Highlights include "Sea Ferring" with its stream of consciousness lyrics: "like a ballpark like a hiccup like blood clot like a brain stroke"... "Mark Says Alright" with the band's dog growling and sound effects and some of Paul's best studio acid jazz guitar improv.... and as if one Guess Who GF Railroad reference wasn't enough, there's also the classic cover of "American Woman" that is torn apart and re-processed as an industrially damaged John Donne-quoting police hostage stand-off -- and yet it still manages to pay tribute to the originalGrand Funk Railroad... or what about "Perry", done in the voice of an obnoxious trendy English kid (which may or may not have been about the Jesus & Mary Chain). And there's some new instruments including organ - used to eerie effect in the ambient-industro "Strangers Die Everyday" and piano. There's also some backwards-mixed violin ("Creep in The Cellar") which was found on the used multi-track tape they were using and it oddly fits with the song and saves it from the afore-mentioned conventionality. "Whirling Hall of Knives" was featured in a previous post although I had forgotten its provenance (perhaps that goes along with wanting to put this nightmare out of my mind). I could go on - it's fucked up and crazy and maybe a teensy bit overwrought at times.

Songs:

Live from the same time period of release:

Links:

Buy this record (on CD)

Just for Gagging (detail from the back cover):

5 comments:

Dave said...

"American Woman" was by the Guess Who, not Grand Funk Railroad.

I remember seeing some weird video that had clips of the Surfers sitting in a bed getting interviewed, and Gibby was saying in a deep announcer voice: "Mark Farner! Don Brewer! Mel Schacher! Together they are - Grand! Funk! Railroad!"

Jim H said...

Thanks for the correction. The fact checker ran away screaming when she heard me playing this and I haven't seen her since Thursday night.

Jim H said...

Oh and the video bed interview was from Blind Eye Sees All - which I think is on DVD and can be found at Netflix.

Matt said...

hi apart from connecting your computer up to your stereo, what sort of software do you need if any to convert all your records to digital format.
yours,
ignorant

Jim H said...

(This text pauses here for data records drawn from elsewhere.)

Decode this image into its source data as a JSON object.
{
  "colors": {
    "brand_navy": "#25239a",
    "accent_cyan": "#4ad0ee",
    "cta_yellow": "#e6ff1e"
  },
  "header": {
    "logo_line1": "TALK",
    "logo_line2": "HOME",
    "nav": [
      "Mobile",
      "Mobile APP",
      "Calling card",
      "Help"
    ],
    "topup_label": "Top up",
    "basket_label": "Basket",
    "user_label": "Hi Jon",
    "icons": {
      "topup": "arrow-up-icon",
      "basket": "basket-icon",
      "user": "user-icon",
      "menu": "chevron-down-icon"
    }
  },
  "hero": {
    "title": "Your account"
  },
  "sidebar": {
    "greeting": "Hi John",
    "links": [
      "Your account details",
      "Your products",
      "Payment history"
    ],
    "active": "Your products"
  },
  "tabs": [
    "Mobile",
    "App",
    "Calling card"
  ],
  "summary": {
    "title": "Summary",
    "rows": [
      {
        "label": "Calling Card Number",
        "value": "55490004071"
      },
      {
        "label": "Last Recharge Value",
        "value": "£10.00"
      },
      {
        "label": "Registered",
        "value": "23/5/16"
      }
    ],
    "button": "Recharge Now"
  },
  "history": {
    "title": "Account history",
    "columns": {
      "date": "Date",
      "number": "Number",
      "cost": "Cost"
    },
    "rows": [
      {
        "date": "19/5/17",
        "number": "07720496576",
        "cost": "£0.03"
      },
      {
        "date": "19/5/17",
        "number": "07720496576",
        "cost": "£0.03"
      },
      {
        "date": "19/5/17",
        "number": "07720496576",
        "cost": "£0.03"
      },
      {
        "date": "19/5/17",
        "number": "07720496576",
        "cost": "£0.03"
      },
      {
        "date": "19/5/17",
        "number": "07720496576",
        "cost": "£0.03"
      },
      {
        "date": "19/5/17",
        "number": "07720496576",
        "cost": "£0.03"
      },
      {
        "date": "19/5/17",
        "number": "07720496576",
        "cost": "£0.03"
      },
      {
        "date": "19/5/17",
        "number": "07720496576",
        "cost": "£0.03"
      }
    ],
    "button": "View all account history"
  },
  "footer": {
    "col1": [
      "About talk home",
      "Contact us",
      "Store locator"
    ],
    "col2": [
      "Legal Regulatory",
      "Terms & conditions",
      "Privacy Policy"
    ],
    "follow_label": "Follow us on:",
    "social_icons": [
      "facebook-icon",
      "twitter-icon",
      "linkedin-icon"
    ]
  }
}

Actually, I don't connect my computer to my stereo but that's one way to capture the analog. You need to make sure your sound card is up to the task. Instead, I bought a CD Player/Recorder and record directly to CD-R/Audio. I then convert those files to .wav (via Roxio Creator Classic). If the .wavs have too many clicks and crackle (or if its too hissy), I use a special program Dartpro to reprocess. I only do this rarely, though. I then take my sound editor of choice and make individual MP3s from the .wav files. I use either Goldwave which has some better processing tools (including rudimentary crackle/pop/hiss removers and equalizers that work) or Roxio's Sound Editor which allows saving in variable bit rate formats and is easier and faster than Goldwave. I've played a little with Audacity (you need a Lame encoder to save MP3s). Ennnnnyway, I then take the resultant MP3 files, read them into iTunes and use the iTunes ID3 editor (do a right click/get info on a song or group of songs) to add in artist information, cover art. I've also been using this last step to make final volume/equalizer adjustments (there's a volume slider bar in the iTunes editor and a nice little equalizer) as I've found that no matter what I do the volume is always a bit weak on my analog to digital conversion - I'm not sure what I'm doing wrong as I really push the sound levels up during the analog to CD-R phase. voila.

Tedious and time-consuming - there's more, though as I recommend you scrub and clean your records before recording. My weak link is that I should get a better turntable and amp as my current one has too much hum.